Something is not always better than nothing. My wife and I went to a local restaurant and she decided to try something different: pheasant. We’ve never had it before. We’ll never choose it again. The one we were served was poor: chewy, funny tasting, and a piece of shot included as a bonus. Others may say how great Pheasant can be, but we tasted enough of the bad version to probably never choose it again.
There is too much Bible immunization going on in churches. That is where the administration of weakened or dead pathogens are introduced to healthy persons so that immunity is developed against lively forms of the same “disease.” Take the life out of the Bible and give it to people, but don’t be surprised when they develop a distaste for the Bible.
Take Sunday School, for instance.
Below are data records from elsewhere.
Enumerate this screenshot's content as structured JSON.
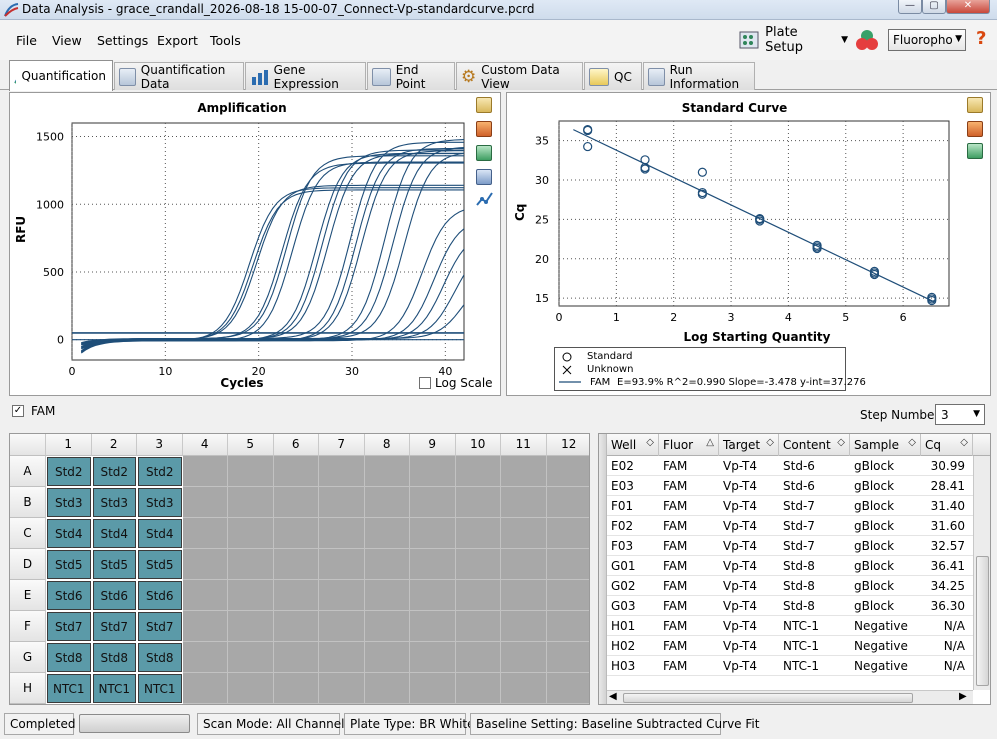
{
  "window": {
    "title": "Data Analysis - grace_crandall_2026-08-18 15-00-07_Connect-Vp-standardcurve.pcrd"
  },
  "menu": {
    "items": [
      "File",
      "View",
      "Settings",
      "Export",
      "Tools"
    ]
  },
  "toolbar": {
    "plate_setup": "Plate Setup",
    "fluorophore": "Fluoropho",
    "help": "?"
  },
  "tabs": [
    "Quantification",
    "Quantification Data",
    "Gene Expression",
    "End Point",
    "Custom Data View",
    "QC",
    "Run Information"
  ],
  "amplification": {
    "title": "Amplification",
    "xlabel": "Cycles",
    "ylabel": "RFU",
    "xticks": [
      "0",
      "10",
      "20",
      "30",
      "40"
    ],
    "yticks": [
      "0",
      "500",
      "1000",
      "1500"
    ],
    "log_scale_label": "Log Scale"
  },
  "standard_curve": {
    "title": "Standard Curve",
    "xlabel": "Log Starting Quantity",
    "ylabel": "Cq",
    "xticks": [
      "0",
      "1",
      "2",
      "3",
      "4",
      "5",
      "6"
    ],
    "yticks": [
      "15",
      "20",
      "25",
      "30",
      "35"
    ],
    "legend": {
      "standard": "Standard",
      "unknown": "Unknown",
      "fam_line": "FAM",
      "fam_stats": "E=93.9% R^2=0.990 Slope=-3.478 y-int=37.276"
    }
  },
  "chart_data": [
    {
      "type": "line",
      "title": "Amplification",
      "xlabel": "Cycles",
      "ylabel": "RFU",
      "xlim": [
        0,
        42
      ],
      "ylim": [
        -150,
        1600
      ],
      "grid": true,
      "series": [
        {
          "midpoint": 19.0,
          "plateau": 1130
        },
        {
          "midpoint": 19.4,
          "plateau": 1110
        },
        {
          "midpoint": 19.8,
          "plateau": 1140
        },
        {
          "midpoint": 22.5,
          "plateau": 1300
        },
        {
          "midpoint": 23.0,
          "plateau": 1350
        },
        {
          "midpoint": 23.6,
          "plateau": 1320
        },
        {
          "midpoint": 26.2,
          "plateau": 1380
        },
        {
          "midpoint": 26.8,
          "plateau": 1400
        },
        {
          "midpoint": 27.4,
          "plateau": 1370
        },
        {
          "midpoint": 29.8,
          "plateau": 1450
        },
        {
          "midpoint": 30.4,
          "plateau": 1420
        },
        {
          "midpoint": 31.0,
          "plateau": 1400
        },
        {
          "midpoint": 33.5,
          "plateau": 1480
        },
        {
          "midpoint": 34.4,
          "plateau": 1420
        },
        {
          "midpoint": 35.6,
          "plateau": 1380
        },
        {
          "midpoint": 37.5,
          "plateau": 1000
        },
        {
          "midpoint": 38.8,
          "plateau": 900
        },
        {
          "midpoint": 39.8,
          "plateau": 800
        },
        {
          "midpoint": 41.0,
          "plateau": 700
        },
        {
          "midpoint": 42.0,
          "plateau": 500
        }
      ],
      "threshold": 50
    },
    {
      "type": "scatter",
      "title": "Standard Curve",
      "xlabel": "Log Starting Quantity",
      "ylabel": "Cq",
      "xlim": [
        0,
        6.8
      ],
      "ylim": [
        14,
        37.5
      ],
      "grid": true,
      "points": [
        {
          "x": 0.5,
          "y": 36.41
        },
        {
          "x": 0.5,
          "y": 34.25
        },
        {
          "x": 0.5,
          "y": 36.3
        },
        {
          "x": 1.5,
          "y": 31.4
        },
        {
          "x": 1.5,
          "y": 31.6
        },
        {
          "x": 1.5,
          "y": 32.57
        },
        {
          "x": 2.5,
          "y": 30.99
        },
        {
          "x": 2.5,
          "y": 28.41
        },
        {
          "x": 2.5,
          "y": 28.2
        },
        {
          "x": 3.5,
          "y": 25.1
        },
        {
          "x": 3.5,
          "y": 24.8
        },
        {
          "x": 3.5,
          "y": 25.0
        },
        {
          "x": 4.5,
          "y": 21.7
        },
        {
          "x": 4.5,
          "y": 21.3
        },
        {
          "x": 4.5,
          "y": 21.5
        },
        {
          "x": 5.5,
          "y": 18.4
        },
        {
          "x": 5.5,
          "y": 18.0
        },
        {
          "x": 5.5,
          "y": 18.2
        },
        {
          "x": 6.5,
          "y": 15.1
        },
        {
          "x": 6.5,
          "y": 14.7
        },
        {
          "x": 6.5,
          "y": 14.9
        }
      ],
      "fit": {
        "slope": -3.478,
        "intercept": 37.276
      }
    }
  ],
  "fluor_bar": {
    "fam_label": "FAM",
    "step_label": "Step Number:",
    "step_value": "3"
  },
  "plate": {
    "columns": [
      "1",
      "2",
      "3",
      "4",
      "5",
      "6",
      "7",
      "8",
      "9",
      "10",
      "11",
      "12"
    ],
    "rows": [
      {
        "label": "A",
        "wells": [
          "Std2",
          "Std2",
          "Std2"
        ]
      },
      {
        "label": "B",
        "wells": [
          "Std3",
          "Std3",
          "Std3"
        ]
      },
      {
        "label": "C",
        "wells": [
          "Std4",
          "Std4",
          "Std4"
        ]
      },
      {
        "label": "D",
        "wells": [
          "Std5",
          "Std5",
          "Std5"
        ]
      },
      {
        "label": "E",
        "wells": [
          "Std6",
          "Std6",
          "Std6"
        ]
      },
      {
        "label": "F",
        "wells": [
          "Std7",
          "Std7",
          "Std7"
        ]
      },
      {
        "label": "G",
        "wells": [
          "Std8",
          "Std8",
          "Std8"
        ]
      },
      {
        "label": "H",
        "wells": [
          "NTC1",
          "NTC1",
          "NTC1"
        ]
      }
    ]
  },
  "table": {
    "headers": [
      "Well",
      "Fluor",
      "Target",
      "Content",
      "Sample",
      "Cq"
    ],
    "rows": [
      [
        "E02",
        "FAM",
        "Vp-T4",
        "Std-6",
        "gBlock",
        "30.99"
      ],
      [
        "E03",
        "FAM",
        "Vp-T4",
        "Std-6",
        "gBlock",
        "28.41"
      ],
      [
        "F01",
        "FAM",
        "Vp-T4",
        "Std-7",
        "gBlock",
        "31.40"
      ],
      [
        "F02",
        "FAM",
        "Vp-T4",
        "Std-7",
        "gBlock",
        "31.60"
      ],
      [
        "F03",
        "FAM",
        "Vp-T4",
        "Std-7",
        "gBlock",
        "32.57"
      ],
      [
        "G01",
        "FAM",
        "Vp-T4",
        "Std-8",
        "gBlock",
        "36.41"
      ],
      [
        "G02",
        "FAM",
        "Vp-T4",
        "Std-8",
        "gBlock",
        "34.25"
      ],
      [
        "G03",
        "FAM",
        "Vp-T4",
        "Std-8",
        "gBlock",
        "36.30"
      ],
      [
        "H01",
        "FAM",
        "Vp-T4",
        "NTC-1",
        "Negative",
        "N/A"
      ],
      [
        "H02",
        "FAM",
        "Vp-T4",
        "NTC-1",
        "Negative",
        "N/A"
      ],
      [
        "H03",
        "FAM",
        "Vp-T4",
        "NTC-1",
        "Negative",
        "N/A"
      ]
    ]
  },
  "statusbar": {
    "completed": "Completed",
    "scan_mode": "Scan Mode: All Channels",
    "plate_type": "Plate Type: BR White",
    "baseline": "Baseline Setting: Baseline Subtracted Curve Fit"
  },
  "colors": {
    "curve": "#1f4e79",
    "well": "#5b9aa8",
    "empty_well": "#a8a8a8"
  }
}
Since the church has always had four classes, it must always have four classes, even if that means pressuring people to teach who lack any personal delight in God’s Word. The children taste a “nothing there” version of the Bible that feels like ancient fables with predictable moral lessons from dull non-infectious teachers. Better to have two or even one classes with a good Bible teacher than more classes where any of them are offering an immunizing effect.
Then the children move up to youth ministry. Here’s a safe place for people to “cut their teeth” on Bible teaching in a safe environment. Perhaps, but only let people teach who have a personal appetite for and delight in God’s Word. It is dangerous to open the door to immunizers. The young folks are at a key stage in life. They are preparing for university, for adulthood, for living out their own faith. And if they have been dulled to the Word of God, then the damage done by such bad leadership choices will be impossible to calculate.
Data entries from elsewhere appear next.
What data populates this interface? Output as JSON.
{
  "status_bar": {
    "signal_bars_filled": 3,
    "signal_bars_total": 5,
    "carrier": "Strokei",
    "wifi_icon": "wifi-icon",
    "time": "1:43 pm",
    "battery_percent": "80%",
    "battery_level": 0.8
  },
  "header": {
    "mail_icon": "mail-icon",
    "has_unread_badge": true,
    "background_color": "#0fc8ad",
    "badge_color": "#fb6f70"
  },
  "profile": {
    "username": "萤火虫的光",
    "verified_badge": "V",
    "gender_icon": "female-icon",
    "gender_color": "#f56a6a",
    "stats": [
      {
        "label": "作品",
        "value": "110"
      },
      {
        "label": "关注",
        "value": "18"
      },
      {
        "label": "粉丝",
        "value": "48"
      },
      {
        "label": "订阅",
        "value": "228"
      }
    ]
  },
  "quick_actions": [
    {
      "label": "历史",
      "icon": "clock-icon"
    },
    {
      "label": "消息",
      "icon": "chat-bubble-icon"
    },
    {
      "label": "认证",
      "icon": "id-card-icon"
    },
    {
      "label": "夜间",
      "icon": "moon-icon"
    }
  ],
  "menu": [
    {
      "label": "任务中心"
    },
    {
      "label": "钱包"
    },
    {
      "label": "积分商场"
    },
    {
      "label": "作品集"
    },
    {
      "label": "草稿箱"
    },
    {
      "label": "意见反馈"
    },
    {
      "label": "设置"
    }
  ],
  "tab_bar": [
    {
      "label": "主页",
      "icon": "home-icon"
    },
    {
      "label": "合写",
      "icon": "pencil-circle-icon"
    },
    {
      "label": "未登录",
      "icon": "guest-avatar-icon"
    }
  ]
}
I learn a lot by teaching, but I don’t think it is wise to give people the opportunity to teach in order to generate an appetite within them. It may work for them. But the cost for the listeners is too high. Tomorrow we’ll follow this through into the home group and pulpit ministries of the church.